Encyclical usually refers to a letter sent by the pope to the bishops of the Catholic Church. The term originates from the wide circulation such a letter receives. You can find most encyclicals on the Vatican’s Web site or in print. To cite an encyclical, follow the MLA template of core elements.
If using the version published on the Vatican’s Web site, begin with the name of the pope who wrote the letter, followed by the title of the letter specified on the Web site. In the “Title of container” element, list the The Holy See, followed by the publication date and URL:
In one of his last encyclicals, John Paul II argues that faith and reason are “like two wings on which the human spirit rises to the contemplation of truth.”
John Paul II. “Fides et Ratio.” The Holy See, 14 Sept. 1998, w2.vatican.va/content/john-paul-ii/en/encyclicals/documents/hf_jp-ii_enc_14091998_fides-et-ratio.html.
If you are consulting a book, list all the core elements that apply to the published version in your works-cited-list entry.
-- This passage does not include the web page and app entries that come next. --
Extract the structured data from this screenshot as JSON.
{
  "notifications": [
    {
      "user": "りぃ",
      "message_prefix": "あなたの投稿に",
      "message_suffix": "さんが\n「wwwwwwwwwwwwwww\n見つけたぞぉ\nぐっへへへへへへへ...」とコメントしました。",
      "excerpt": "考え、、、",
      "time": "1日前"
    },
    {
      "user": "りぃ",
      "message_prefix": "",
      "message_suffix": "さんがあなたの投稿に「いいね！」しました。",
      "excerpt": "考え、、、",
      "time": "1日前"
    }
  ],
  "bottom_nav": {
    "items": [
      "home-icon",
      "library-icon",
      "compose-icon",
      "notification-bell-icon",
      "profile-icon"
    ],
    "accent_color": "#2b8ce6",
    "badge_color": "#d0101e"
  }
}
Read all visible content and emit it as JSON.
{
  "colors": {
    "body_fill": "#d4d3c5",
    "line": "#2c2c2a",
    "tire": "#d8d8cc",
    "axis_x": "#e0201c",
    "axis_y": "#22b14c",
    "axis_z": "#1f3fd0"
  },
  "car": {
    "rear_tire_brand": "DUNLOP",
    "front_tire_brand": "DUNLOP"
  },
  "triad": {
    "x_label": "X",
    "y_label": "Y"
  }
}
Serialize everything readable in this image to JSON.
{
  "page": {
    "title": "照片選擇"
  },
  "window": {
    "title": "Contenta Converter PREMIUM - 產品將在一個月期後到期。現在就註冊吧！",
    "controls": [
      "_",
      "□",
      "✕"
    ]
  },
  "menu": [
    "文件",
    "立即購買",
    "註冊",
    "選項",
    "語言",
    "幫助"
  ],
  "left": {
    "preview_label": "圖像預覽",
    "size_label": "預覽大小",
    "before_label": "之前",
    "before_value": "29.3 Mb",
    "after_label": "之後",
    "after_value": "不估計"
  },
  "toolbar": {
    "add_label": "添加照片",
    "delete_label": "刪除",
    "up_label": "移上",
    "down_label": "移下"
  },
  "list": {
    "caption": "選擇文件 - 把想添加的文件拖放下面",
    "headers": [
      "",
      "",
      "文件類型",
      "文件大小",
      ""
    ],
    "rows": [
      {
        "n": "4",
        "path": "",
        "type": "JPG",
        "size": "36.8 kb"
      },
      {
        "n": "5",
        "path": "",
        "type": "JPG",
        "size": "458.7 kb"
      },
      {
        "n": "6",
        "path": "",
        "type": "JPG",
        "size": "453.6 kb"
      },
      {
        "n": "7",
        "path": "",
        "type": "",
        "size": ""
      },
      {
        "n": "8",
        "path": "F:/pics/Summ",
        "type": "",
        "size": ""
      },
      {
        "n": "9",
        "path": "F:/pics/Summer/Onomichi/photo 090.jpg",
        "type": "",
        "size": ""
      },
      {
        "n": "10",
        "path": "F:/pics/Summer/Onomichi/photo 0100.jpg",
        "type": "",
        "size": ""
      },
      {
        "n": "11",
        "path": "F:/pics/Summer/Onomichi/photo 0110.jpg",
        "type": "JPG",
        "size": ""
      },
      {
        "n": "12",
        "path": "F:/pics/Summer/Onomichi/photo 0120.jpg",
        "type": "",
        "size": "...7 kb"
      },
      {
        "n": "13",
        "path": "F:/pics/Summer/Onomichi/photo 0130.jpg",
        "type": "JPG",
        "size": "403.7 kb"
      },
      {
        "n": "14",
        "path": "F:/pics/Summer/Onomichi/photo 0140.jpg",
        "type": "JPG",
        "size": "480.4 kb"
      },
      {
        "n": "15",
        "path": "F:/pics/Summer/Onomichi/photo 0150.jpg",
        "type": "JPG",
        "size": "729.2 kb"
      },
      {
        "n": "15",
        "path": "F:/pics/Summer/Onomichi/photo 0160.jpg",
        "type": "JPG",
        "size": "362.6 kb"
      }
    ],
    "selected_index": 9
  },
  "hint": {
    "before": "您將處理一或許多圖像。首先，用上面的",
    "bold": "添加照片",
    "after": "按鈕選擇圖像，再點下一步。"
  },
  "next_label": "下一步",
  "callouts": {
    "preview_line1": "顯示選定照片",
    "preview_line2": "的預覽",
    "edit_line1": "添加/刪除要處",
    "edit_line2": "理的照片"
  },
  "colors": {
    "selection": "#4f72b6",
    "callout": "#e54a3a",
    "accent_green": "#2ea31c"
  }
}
Your parenthetical reference should include a page number if you quote the letter:
In one of his last encyclicals, John Paul II argues that faith and reason are “like two wings on which the human spirit rises to the contemplation of truth” (3).
John Paul II. Encyclical Letter “Fides et Ratio” (Faith and Reason): Of the Supreme Pontiff John Paul II, to the Bishops of the Catholic Church on the Relationship between Faith and Reason. St. Paul’s Press, 1998.